The AMRO team would like to thank the Indonesian authorities and other counterparts for their thoughtful comments and candid views. Due to the ongoing COVID-19 pandemic, all meetings for this year’s consultation took place virtually. AMRO wishes to express its appreciation for the authorities’ support and coordination for this arrangement.

[1] KSSK consists of Ministry of Finance, Bank Indonesia, Financial Services Authority, and Deposit Insurance Agency.

Top Row (from L to R): AMRO Director Toshinori Doi, AMRO Chief Economist Hoe Ee Khor, and IMOF Head of Fiscal Policy Agency Febrio Nathan Kacaribu
With participation from the AMRO Indonesia team and IMOF colleagues

Top Row (from L to R): AMRO Director Toshinori Doi, AMRO Chief Economist Hoe Ee Khor, and BI Deputy Governor Dody Budi Waluyo
With participation from the AMRO Indonesia team and BI colleagues

About AMRO

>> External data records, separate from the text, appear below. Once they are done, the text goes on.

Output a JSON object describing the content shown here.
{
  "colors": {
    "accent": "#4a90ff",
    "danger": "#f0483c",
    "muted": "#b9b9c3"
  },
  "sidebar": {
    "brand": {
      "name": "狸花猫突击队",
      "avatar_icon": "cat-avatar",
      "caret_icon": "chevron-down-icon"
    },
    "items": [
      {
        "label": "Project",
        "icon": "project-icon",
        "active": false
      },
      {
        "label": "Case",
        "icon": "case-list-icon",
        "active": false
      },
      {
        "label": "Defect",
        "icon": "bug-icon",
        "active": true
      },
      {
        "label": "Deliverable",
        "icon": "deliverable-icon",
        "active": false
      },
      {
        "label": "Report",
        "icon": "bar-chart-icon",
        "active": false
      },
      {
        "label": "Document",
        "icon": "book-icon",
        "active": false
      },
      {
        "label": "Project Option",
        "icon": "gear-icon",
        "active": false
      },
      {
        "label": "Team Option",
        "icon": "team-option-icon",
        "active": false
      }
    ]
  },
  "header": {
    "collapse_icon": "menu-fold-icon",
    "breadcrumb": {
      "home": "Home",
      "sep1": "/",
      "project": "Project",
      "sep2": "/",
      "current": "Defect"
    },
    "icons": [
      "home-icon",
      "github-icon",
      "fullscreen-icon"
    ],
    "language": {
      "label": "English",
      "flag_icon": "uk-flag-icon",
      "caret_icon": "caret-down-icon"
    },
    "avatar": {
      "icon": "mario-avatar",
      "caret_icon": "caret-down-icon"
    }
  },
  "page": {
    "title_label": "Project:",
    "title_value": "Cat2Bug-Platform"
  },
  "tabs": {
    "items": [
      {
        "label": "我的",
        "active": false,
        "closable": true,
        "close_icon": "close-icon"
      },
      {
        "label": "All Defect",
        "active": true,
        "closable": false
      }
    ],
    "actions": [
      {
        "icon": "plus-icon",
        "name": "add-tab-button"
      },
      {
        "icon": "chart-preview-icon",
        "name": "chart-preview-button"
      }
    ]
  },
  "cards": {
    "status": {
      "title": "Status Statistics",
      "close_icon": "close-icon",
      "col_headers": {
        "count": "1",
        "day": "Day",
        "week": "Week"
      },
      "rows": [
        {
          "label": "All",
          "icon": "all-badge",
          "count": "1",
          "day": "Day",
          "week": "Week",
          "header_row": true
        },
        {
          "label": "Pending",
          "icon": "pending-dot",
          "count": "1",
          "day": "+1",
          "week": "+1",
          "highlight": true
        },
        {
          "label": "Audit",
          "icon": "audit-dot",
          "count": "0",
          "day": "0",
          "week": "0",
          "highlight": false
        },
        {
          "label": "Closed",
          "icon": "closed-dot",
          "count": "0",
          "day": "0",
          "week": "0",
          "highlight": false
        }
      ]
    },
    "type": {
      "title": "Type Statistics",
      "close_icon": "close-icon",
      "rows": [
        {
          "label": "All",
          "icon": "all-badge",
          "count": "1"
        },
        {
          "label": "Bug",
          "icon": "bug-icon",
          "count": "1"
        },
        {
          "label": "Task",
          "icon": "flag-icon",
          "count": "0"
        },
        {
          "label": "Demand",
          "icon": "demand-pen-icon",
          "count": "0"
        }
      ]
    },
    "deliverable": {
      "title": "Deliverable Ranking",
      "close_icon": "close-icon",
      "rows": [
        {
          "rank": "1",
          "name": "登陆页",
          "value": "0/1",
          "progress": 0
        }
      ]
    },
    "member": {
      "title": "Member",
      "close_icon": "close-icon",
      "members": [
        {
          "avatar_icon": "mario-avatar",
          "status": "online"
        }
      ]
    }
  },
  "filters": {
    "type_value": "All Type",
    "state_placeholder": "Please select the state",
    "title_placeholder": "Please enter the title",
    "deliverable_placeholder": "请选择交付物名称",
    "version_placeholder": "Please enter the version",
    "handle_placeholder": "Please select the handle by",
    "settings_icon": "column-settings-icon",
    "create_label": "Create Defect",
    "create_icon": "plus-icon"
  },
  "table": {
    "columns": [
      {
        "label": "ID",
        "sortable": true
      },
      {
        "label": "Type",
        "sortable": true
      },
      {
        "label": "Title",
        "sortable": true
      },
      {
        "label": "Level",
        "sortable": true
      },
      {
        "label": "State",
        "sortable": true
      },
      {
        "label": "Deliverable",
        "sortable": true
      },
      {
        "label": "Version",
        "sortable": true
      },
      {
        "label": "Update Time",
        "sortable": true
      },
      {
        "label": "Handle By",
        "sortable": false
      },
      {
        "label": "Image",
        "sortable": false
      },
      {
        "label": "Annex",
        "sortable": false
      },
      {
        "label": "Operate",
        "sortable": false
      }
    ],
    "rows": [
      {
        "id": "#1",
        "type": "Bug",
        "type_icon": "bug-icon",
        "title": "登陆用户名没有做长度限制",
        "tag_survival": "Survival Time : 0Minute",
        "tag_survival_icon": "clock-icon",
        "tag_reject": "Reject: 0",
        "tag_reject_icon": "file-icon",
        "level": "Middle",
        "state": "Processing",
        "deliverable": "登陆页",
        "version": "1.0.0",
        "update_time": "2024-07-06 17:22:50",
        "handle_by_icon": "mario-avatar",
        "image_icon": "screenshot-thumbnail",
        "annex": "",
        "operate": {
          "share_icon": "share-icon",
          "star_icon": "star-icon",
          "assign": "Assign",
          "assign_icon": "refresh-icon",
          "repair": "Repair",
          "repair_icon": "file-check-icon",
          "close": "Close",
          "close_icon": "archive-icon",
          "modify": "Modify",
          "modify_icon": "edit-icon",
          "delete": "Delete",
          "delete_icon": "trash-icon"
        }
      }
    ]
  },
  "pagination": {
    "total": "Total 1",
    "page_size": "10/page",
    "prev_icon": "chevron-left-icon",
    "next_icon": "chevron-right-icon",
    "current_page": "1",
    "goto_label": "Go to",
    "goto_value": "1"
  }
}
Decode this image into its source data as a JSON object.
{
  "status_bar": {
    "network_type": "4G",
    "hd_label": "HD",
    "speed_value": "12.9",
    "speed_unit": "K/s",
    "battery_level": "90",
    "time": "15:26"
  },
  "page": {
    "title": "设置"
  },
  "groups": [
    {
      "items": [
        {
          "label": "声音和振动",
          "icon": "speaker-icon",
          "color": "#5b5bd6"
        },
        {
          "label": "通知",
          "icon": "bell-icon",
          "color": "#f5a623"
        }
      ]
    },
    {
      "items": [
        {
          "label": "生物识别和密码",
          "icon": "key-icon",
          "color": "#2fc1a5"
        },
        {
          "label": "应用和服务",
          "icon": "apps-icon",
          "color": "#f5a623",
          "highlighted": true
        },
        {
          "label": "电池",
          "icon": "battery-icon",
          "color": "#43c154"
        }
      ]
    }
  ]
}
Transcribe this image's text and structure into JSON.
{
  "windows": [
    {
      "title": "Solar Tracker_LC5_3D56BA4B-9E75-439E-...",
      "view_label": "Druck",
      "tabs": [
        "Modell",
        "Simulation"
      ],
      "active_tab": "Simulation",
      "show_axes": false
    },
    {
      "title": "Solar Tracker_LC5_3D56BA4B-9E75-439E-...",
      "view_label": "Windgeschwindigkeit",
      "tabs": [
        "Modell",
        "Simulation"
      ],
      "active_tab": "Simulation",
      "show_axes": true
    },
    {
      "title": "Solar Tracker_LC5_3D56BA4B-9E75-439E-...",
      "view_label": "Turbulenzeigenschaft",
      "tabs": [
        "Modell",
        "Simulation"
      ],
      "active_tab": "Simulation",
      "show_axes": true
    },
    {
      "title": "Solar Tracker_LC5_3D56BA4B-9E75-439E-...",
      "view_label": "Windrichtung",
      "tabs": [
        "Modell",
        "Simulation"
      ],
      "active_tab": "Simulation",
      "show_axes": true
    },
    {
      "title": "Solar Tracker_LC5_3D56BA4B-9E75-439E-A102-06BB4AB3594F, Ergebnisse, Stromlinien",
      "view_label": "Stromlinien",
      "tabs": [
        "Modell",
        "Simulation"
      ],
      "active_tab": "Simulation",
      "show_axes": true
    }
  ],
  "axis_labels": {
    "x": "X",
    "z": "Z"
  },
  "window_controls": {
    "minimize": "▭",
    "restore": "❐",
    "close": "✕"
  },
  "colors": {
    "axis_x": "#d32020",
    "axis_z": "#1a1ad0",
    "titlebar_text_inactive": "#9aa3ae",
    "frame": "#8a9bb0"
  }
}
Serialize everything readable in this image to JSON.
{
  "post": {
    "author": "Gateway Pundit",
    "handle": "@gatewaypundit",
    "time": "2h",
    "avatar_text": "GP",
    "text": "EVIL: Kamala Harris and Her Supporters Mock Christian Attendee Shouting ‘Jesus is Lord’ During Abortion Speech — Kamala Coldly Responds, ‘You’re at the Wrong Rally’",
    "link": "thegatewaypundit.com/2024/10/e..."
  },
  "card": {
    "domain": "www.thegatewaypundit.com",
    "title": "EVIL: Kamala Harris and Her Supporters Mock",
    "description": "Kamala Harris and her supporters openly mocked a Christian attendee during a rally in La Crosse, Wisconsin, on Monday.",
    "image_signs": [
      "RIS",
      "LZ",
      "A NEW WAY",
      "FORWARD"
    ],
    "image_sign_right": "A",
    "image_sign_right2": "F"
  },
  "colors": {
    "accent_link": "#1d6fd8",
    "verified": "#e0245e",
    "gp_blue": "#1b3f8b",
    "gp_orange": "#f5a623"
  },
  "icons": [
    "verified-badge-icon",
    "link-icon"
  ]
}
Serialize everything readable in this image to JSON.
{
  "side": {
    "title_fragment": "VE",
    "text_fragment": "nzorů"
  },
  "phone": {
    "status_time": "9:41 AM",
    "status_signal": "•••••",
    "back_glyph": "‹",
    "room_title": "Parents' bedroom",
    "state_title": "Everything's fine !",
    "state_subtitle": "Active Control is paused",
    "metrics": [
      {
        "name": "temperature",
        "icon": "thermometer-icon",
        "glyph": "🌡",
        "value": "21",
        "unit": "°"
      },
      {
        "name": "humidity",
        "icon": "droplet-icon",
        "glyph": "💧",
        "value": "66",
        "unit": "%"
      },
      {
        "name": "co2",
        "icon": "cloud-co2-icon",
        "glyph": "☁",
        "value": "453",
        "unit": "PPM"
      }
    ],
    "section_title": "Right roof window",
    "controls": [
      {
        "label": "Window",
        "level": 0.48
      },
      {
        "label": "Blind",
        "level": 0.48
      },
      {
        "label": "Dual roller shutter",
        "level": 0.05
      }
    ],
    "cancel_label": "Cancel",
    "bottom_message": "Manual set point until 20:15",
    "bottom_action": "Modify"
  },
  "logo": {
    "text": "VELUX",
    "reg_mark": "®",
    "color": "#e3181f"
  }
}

The ASEAN+3 Macroeconomic Research Office (AMRO) is an international organization established to contribute towards securing macroeconomic and financial stability of the ASEAN+3 region, comprising 10 members of the Association of Southeast Asian Nations (ASEAN) and China; Hong Kong, China; Japan; and Korea. AMRO’s mandate is to conduct macroeconomic surveillance, support the implementation of the regional financial arrangement, the Chiang Mai Initiative Multilateralisation (CMIM), and provide technical assistance to the members.